Leon Golub and Jay M. Pasachoff offer an engaging and informative account of solar science and its history, drawing on centuries of study by solar astronomers who have looked to the Sun not only to learn about our own solar system but also about what lies in the distant wilderness of faintly glimmering stars. They skim along the surface of the Sun, which is decorated with sunspots, discussing these fascinating magnetic aberrations and the roughly eleven-year cycles they abide. They follow seismic waves into the interior of the Sun and its unending nuclear fusion. They show us what is unveiled in solar eclipses and what new views and knowledge our space exploration has afforded us. They brave solar weather, and they trace the arcs of radiation and particles whose effects we can see on earth in phenomena such as the northern and southern lights.
Glowing with a wide assortment of astonishing images, this beautifully illustrated guide will delight everyone, from those who know what a coronagraph is to those who simply like to step out on a bright day, close their eyes, and feel the Sun’s warmth upon their skin.
About the Author
Leon Golub is a senior astrophysicist at the Smithsonian Astrophysical Observatory in Cambridge, Massachusetts.
Jay M. Pasachoff is the Field Memorial Professor of Astronomy and director of the Hopkins Observatory at Williams College, Williamstown, Massachusetts.
“It may be just another yellow dwarf, but to us Earthlings the Sun is the undoubted star of celestial objects. Golub and Pasachoff elucidate all things solar in this scientific primer. They anatomize sunspots by way of US astronomer George Ellery Hale, who pioneered their observation with his 1889 invention of the spectroheliograph. They explore helioseismology, which allows us to peer inside the Sun; look at chromosphere and corona; and proffer pointers on safe amateur observation. Beautifully illustrated, history-rich, and bang up to date.”
“What sets this book apart from a myriad of others on the subject is its easy-to-read, non-technical language.

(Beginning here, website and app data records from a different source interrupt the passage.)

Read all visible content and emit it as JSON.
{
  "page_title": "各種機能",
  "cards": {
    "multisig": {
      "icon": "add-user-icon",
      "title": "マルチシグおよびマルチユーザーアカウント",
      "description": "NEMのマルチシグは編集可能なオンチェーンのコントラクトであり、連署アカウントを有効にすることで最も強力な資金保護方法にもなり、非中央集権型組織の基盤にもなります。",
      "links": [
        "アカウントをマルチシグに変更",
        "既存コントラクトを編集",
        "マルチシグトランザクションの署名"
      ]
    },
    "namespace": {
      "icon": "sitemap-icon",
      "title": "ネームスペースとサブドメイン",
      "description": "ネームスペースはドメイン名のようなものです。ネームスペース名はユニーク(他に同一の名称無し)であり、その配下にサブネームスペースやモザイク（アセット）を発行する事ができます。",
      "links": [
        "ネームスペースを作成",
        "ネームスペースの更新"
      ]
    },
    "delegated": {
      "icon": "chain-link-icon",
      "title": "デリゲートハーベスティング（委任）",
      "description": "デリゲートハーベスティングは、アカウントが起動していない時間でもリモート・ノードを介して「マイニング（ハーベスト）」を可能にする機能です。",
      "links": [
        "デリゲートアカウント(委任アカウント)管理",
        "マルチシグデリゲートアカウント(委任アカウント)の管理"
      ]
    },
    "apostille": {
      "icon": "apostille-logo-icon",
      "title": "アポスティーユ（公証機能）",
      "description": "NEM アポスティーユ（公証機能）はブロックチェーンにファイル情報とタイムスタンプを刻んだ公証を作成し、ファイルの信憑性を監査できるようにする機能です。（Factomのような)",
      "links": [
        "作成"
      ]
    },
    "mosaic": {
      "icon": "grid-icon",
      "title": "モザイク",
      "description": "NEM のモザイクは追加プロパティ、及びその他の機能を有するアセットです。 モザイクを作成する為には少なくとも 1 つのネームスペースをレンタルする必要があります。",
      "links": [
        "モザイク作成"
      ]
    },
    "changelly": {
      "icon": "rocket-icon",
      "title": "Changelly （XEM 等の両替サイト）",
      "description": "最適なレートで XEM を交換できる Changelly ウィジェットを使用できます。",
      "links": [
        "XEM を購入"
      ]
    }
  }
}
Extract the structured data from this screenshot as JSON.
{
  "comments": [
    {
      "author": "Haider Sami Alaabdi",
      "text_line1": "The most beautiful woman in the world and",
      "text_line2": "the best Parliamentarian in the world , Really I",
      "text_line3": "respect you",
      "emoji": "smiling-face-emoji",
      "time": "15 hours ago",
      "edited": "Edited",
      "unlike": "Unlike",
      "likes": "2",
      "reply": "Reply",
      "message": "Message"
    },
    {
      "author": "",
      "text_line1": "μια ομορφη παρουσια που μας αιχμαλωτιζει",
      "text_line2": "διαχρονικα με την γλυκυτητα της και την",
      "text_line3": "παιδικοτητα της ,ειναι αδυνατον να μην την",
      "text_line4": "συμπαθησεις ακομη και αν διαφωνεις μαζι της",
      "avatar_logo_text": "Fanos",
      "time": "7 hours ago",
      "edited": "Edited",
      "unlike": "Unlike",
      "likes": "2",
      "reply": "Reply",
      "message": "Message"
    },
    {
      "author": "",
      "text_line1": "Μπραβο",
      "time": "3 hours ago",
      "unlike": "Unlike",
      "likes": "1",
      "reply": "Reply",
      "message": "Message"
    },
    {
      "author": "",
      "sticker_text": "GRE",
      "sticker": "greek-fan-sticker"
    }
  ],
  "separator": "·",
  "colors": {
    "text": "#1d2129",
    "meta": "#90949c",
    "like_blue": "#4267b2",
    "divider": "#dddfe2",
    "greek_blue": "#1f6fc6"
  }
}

In cases where a more complicated point needs to be communicated, this is backed by analogies from everyday science to get the information across in layman’s terms . . . This entertaining and easy read is ideal for beginners wanting to find out a bit more about the Sun and its wider influences, without being bogged down by the sort of heavy science that can be dull to read and difficult to understand. . . . This is a thoroughly recommended book.”
— BBC Sky at Night Magazine
"Our Solar System's own yellow dwarf star has been variously worshiped and taken for granted by the humans who depend on it. All the while, our scientific understanding of the Sun has increased exponentially, and Smithsonian astrophysicist Golub and Williams College astronomer Pasachoff fill readers in on what we know and how we came to know it. From the spots on its surface to the physics at its core, this tour of the Sun is intriguing, accessible, and technically detailed."
— Dianne Timblin
"The Sun offers an impressively accessible and comprehensive introduction to the complex coupled system that is our nearest star. The reader is guided naturally from our very first observations of sunspots through to understanding the importance of the underlying magnetic fields (of which sunspots are the most obvious manifestation) and how that drives all of solar activity and leads to the creation of the heliosphere. . . . This should serve as a fantastic guide for the next generation of solar observers. Highly recommended."
— The Observatory